### ASSIGNMENT
Every line of the listing that contains the word "음성기록" is to be copied out.

PROVIDED ENTRIES Start Marker

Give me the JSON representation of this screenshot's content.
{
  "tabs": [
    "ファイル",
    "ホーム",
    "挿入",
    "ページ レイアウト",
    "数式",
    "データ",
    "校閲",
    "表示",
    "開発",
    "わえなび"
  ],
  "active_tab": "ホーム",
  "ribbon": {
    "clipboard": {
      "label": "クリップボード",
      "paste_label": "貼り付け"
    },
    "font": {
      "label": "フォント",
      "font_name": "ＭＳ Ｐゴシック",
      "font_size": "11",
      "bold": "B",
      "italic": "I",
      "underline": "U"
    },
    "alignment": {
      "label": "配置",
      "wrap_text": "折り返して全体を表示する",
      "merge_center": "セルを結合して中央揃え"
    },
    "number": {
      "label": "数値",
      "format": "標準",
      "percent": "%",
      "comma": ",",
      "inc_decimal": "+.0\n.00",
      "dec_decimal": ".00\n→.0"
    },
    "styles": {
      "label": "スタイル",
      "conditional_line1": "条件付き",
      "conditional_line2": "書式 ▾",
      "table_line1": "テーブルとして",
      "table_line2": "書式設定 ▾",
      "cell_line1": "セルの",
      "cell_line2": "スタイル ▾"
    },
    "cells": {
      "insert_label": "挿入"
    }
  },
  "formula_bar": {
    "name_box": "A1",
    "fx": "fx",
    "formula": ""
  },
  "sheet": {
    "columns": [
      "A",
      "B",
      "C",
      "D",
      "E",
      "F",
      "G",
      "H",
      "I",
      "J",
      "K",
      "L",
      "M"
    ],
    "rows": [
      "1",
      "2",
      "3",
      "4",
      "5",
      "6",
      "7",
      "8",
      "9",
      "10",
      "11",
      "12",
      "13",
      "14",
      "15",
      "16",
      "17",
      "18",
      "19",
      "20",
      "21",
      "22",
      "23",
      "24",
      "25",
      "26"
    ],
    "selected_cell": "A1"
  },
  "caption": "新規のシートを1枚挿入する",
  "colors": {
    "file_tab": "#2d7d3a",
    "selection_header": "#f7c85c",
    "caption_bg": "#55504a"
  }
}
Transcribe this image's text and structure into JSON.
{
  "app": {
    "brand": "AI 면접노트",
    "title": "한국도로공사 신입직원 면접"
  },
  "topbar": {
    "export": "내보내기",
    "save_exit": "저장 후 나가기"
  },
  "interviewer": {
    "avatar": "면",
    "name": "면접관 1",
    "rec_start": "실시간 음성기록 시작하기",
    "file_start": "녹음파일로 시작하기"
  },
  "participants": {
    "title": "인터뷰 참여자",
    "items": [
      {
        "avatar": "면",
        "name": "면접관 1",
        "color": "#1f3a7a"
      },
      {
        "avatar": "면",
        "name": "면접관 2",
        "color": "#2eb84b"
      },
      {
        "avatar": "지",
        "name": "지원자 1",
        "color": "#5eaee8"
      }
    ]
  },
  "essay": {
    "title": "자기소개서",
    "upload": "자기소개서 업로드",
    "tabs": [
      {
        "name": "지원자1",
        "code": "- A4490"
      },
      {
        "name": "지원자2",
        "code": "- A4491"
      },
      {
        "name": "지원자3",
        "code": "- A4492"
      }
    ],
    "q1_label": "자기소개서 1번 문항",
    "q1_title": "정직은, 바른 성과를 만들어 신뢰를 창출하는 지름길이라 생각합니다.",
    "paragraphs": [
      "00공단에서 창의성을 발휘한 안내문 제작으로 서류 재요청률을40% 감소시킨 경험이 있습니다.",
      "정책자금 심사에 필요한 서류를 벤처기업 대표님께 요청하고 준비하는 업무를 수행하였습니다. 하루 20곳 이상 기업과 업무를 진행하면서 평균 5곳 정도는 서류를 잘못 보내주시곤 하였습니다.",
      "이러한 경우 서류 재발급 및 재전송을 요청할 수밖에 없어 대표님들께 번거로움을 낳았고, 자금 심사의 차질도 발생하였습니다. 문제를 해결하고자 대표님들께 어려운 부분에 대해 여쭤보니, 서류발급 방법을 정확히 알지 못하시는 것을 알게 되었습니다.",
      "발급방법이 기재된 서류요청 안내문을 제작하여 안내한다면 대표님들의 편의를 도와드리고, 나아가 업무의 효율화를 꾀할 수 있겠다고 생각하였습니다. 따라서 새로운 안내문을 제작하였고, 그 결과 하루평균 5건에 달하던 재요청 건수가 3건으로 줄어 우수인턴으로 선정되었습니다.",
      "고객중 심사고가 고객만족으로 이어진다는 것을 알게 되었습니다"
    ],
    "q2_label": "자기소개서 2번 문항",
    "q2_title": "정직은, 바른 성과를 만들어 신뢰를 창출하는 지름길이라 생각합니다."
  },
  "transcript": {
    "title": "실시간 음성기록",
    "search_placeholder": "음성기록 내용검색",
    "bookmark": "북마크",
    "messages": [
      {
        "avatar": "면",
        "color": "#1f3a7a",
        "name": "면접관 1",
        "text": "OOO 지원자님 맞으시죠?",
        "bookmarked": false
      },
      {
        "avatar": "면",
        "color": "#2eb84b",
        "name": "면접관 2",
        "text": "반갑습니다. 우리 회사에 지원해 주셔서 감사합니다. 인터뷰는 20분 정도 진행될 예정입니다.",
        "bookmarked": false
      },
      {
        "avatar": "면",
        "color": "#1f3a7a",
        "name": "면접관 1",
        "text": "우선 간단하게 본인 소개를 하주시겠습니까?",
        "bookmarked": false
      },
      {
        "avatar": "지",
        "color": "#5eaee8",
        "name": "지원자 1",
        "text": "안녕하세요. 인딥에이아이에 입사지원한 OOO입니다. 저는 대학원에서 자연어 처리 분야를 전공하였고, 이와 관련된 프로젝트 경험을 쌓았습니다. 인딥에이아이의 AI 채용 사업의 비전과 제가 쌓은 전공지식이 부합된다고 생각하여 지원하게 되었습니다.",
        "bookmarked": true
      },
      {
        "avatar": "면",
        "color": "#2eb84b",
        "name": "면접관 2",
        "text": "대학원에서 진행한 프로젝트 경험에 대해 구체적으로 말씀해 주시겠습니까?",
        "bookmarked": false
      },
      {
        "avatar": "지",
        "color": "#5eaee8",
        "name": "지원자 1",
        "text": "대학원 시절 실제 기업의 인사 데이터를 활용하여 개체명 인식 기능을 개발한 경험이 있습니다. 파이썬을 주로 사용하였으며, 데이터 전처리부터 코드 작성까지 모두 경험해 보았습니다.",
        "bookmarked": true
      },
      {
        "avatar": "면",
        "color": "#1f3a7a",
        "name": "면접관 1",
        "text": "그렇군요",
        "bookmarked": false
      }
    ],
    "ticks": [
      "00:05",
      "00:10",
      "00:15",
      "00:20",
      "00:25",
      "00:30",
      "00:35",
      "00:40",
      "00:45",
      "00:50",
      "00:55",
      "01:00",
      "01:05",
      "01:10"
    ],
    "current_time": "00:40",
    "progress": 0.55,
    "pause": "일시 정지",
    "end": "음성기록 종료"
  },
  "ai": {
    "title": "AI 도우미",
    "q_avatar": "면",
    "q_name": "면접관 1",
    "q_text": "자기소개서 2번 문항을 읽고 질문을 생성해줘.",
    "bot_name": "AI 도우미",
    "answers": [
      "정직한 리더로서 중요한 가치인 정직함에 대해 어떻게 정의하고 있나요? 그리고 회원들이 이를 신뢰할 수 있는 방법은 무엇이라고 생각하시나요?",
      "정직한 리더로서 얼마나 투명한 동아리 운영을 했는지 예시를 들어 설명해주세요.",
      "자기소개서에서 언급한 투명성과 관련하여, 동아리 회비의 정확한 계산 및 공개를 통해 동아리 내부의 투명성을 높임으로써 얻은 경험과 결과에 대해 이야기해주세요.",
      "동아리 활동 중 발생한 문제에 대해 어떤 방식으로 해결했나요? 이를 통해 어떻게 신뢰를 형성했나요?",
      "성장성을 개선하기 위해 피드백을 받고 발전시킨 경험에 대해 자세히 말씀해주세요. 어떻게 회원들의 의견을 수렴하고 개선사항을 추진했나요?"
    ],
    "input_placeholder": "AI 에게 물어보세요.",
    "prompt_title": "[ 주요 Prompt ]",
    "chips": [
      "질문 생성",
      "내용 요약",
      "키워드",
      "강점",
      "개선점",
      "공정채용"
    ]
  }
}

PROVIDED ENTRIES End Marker

### RESULT FOR THIS EXERCISE
    "rec_start": "실시간 음성기록 시작하기",
    "title": "실시간 음성기록",
    "search_placeholder": "음성기록 내용검색",
    "end": "음성기록 종료"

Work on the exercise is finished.